§ EXERCISE OBJECTIVE
When you find the word "author" in a line of the entries, please copy the whole line.

§ SUPPLIED DATA
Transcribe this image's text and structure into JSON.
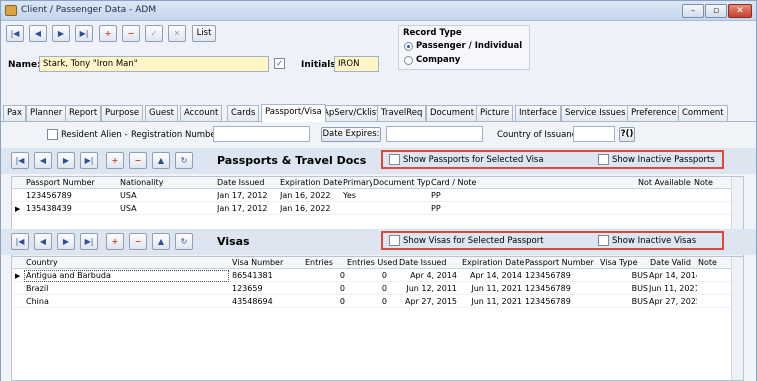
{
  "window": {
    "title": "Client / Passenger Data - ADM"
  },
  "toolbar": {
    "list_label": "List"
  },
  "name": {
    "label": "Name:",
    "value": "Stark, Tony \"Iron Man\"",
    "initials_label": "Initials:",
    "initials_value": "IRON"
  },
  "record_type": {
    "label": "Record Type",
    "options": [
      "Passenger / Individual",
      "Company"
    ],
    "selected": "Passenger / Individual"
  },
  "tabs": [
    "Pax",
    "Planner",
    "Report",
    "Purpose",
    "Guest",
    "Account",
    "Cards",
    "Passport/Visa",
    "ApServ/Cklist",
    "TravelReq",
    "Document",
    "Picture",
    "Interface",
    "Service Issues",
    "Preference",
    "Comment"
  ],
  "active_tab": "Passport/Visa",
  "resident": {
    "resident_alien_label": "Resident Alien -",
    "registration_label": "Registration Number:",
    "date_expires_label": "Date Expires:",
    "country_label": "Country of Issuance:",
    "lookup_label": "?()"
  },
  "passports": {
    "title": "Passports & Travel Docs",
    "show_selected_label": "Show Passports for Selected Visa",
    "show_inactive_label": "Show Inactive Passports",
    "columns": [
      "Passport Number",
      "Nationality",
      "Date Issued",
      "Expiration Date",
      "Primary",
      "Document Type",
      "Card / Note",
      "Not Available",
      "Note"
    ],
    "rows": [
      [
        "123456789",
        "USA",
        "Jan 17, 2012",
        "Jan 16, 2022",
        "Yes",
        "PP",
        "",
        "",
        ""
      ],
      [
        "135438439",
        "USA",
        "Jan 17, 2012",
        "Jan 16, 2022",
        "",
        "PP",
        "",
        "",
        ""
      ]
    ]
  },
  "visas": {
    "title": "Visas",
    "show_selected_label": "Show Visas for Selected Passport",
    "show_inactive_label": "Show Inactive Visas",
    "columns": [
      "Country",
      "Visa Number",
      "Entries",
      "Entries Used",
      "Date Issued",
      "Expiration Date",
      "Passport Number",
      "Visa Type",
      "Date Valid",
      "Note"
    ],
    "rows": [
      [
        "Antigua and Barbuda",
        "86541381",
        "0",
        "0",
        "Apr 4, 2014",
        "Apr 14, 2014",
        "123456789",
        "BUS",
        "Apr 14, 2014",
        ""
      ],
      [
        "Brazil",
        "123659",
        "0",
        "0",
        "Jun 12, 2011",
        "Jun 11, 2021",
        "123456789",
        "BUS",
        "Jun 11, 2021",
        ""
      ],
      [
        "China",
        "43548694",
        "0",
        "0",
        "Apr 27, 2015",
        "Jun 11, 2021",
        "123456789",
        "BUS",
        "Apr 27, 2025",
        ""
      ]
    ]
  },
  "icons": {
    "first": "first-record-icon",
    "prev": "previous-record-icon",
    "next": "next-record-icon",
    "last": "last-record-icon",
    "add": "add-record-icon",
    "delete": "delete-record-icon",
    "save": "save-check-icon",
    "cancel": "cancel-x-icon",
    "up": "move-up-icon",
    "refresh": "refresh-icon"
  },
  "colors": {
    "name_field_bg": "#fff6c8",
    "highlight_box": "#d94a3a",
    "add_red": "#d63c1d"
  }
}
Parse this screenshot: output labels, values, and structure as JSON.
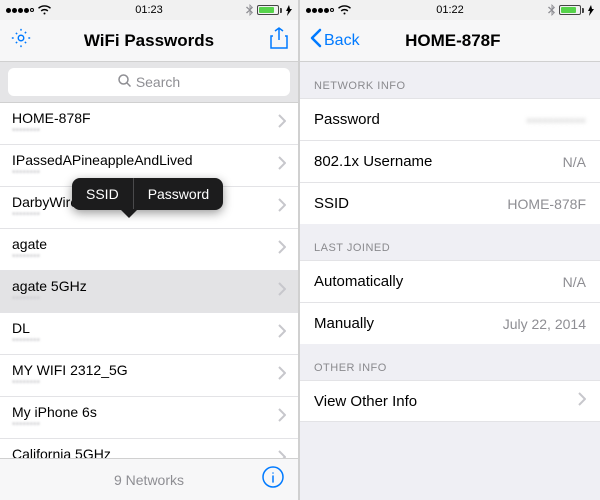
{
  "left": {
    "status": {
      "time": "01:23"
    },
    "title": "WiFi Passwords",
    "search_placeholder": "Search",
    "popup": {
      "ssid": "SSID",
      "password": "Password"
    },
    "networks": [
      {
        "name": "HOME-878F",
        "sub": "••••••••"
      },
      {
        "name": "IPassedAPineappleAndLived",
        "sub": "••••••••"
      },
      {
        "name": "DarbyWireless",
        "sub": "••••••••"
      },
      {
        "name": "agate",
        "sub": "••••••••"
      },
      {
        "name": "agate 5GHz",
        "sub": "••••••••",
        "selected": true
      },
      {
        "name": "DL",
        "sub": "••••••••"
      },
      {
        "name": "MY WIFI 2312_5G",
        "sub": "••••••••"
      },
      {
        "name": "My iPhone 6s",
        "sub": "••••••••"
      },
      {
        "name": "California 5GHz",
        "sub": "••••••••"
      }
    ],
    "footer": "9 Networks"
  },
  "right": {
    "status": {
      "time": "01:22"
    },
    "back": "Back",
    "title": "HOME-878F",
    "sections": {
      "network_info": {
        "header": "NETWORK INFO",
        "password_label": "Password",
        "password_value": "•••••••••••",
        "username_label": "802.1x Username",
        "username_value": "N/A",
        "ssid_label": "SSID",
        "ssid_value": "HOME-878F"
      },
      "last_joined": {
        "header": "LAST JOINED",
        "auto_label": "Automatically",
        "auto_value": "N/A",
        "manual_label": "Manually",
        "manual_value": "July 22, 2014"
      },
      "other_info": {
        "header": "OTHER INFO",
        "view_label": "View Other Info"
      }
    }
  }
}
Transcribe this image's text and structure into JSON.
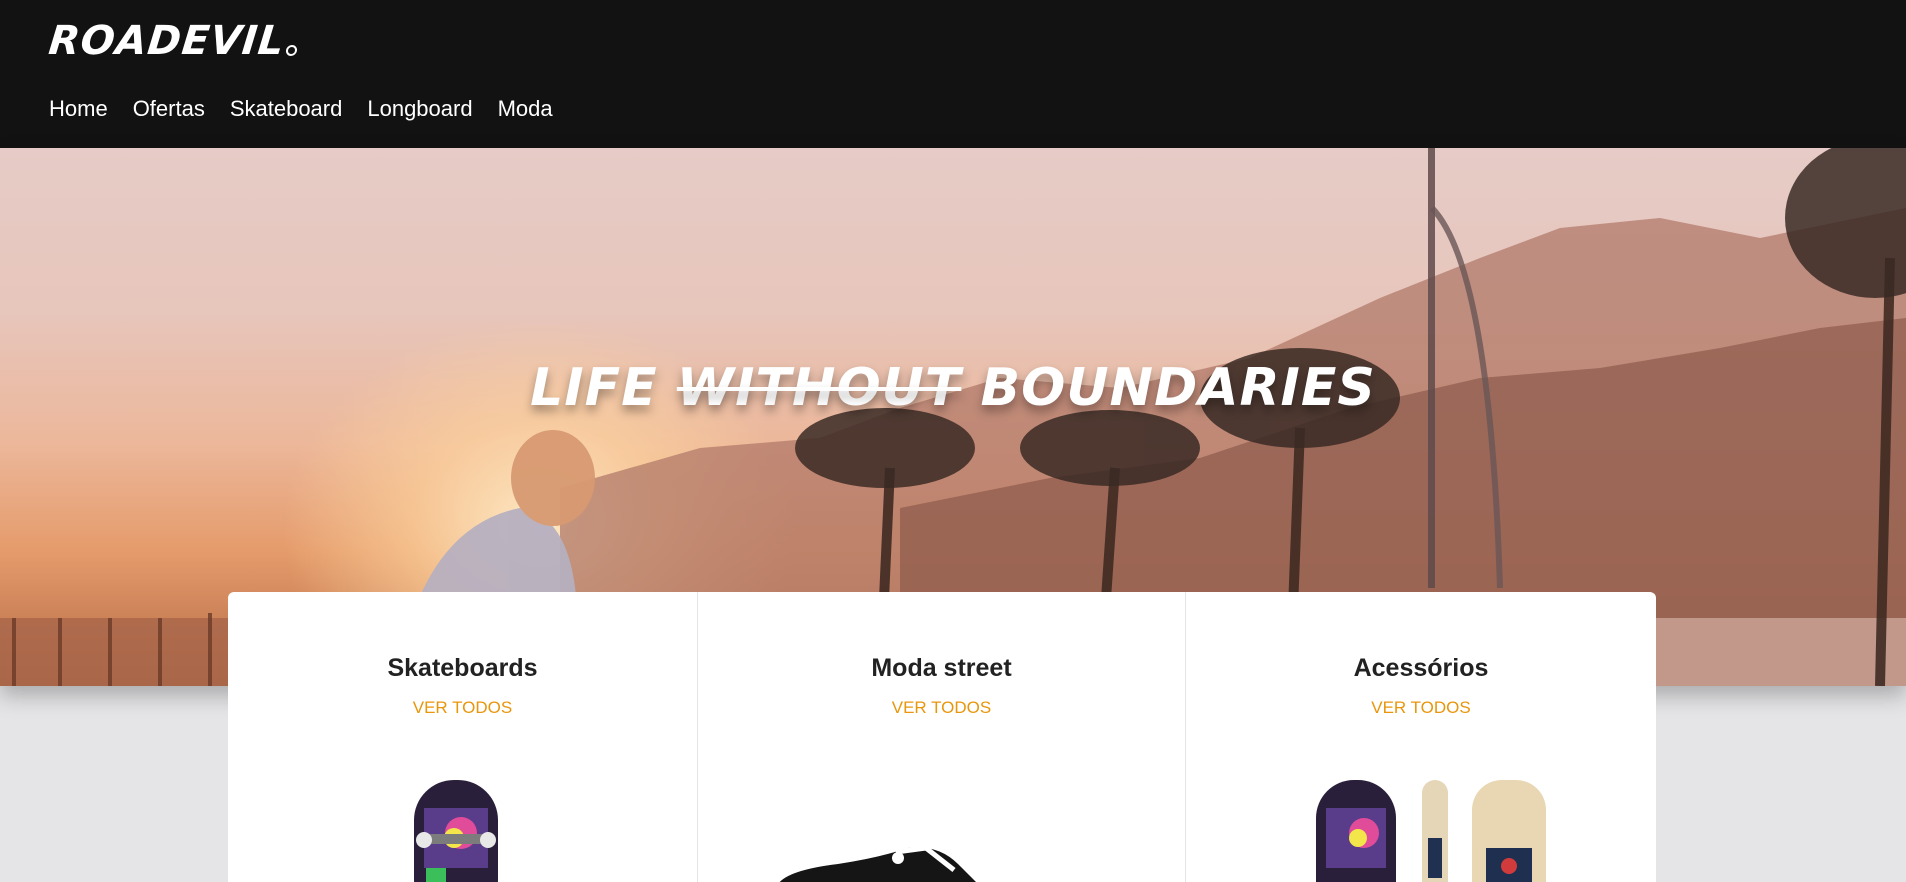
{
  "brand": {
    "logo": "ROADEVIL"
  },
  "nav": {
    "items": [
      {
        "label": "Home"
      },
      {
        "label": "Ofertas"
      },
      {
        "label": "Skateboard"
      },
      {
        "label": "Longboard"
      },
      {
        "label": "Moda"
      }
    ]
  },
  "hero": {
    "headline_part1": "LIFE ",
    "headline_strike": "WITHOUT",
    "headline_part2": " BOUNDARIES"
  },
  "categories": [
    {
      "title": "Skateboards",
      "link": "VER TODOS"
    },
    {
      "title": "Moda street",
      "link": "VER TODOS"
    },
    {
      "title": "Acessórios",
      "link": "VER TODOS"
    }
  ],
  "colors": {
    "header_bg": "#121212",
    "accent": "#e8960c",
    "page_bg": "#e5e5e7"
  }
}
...
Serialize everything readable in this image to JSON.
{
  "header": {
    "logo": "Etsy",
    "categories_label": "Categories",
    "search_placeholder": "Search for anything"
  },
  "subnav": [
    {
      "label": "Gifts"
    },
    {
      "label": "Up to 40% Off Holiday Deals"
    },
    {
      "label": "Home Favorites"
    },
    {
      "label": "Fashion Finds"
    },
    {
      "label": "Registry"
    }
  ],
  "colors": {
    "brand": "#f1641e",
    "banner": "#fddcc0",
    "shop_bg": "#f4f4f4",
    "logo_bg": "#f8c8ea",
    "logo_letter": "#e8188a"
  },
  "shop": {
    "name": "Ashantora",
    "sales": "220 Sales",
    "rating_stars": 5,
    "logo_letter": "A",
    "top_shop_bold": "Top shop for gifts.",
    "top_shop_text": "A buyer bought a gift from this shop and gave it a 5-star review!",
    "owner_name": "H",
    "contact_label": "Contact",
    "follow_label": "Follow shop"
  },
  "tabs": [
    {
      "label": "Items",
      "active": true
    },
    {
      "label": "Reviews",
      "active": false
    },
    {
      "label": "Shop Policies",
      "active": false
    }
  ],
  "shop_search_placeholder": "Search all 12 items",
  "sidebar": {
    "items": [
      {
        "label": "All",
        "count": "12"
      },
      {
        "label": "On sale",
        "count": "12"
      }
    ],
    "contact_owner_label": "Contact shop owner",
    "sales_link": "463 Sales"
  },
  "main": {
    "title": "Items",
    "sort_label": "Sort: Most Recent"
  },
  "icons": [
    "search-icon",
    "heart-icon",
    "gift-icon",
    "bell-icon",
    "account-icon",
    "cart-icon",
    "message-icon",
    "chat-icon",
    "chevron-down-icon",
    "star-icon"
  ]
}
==
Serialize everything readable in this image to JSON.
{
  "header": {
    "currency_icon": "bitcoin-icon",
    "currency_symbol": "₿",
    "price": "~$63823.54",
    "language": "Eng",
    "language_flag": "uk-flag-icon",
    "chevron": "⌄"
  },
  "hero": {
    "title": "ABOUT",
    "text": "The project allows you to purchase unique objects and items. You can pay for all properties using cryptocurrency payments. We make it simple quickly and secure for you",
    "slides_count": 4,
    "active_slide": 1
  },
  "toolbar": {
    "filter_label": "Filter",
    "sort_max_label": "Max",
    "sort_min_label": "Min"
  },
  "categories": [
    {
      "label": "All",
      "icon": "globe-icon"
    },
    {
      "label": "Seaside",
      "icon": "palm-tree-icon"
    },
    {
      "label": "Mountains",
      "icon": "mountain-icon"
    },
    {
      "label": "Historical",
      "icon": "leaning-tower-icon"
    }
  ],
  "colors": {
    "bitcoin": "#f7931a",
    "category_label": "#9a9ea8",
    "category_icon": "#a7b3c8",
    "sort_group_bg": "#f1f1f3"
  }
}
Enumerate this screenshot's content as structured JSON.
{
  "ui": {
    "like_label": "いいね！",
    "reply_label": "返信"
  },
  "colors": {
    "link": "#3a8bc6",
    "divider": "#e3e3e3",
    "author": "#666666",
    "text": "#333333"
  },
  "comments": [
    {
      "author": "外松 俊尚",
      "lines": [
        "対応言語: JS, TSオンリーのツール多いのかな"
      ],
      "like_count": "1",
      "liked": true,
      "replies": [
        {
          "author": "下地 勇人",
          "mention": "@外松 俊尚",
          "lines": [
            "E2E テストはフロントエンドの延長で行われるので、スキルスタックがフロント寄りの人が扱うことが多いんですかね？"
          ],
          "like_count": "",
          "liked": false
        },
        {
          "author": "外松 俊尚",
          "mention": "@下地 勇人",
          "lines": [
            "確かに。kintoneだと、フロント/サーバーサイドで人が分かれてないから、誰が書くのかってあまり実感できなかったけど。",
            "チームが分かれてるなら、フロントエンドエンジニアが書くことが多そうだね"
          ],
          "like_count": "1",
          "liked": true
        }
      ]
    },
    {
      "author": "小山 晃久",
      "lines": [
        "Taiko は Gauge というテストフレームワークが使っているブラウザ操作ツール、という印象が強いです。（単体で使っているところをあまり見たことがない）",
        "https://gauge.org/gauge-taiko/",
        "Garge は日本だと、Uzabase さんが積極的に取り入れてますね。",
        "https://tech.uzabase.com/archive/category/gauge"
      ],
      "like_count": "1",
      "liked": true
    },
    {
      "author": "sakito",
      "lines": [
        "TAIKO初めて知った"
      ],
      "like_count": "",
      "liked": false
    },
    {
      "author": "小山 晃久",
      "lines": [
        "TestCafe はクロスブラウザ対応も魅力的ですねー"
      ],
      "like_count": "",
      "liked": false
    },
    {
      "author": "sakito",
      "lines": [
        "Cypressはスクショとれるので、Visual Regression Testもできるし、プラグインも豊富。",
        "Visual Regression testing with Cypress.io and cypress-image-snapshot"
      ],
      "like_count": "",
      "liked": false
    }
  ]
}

§ SOLUTION TO THIS TASK
    "author": "#666666",
      "author": "外松 俊尚",
          "author": "下地 勇人",
          "author": "外松 俊尚",
      "author": "小山 晃久",
      "author": "sakito",
      "author": "小山 晃久",
      "author": "sakito",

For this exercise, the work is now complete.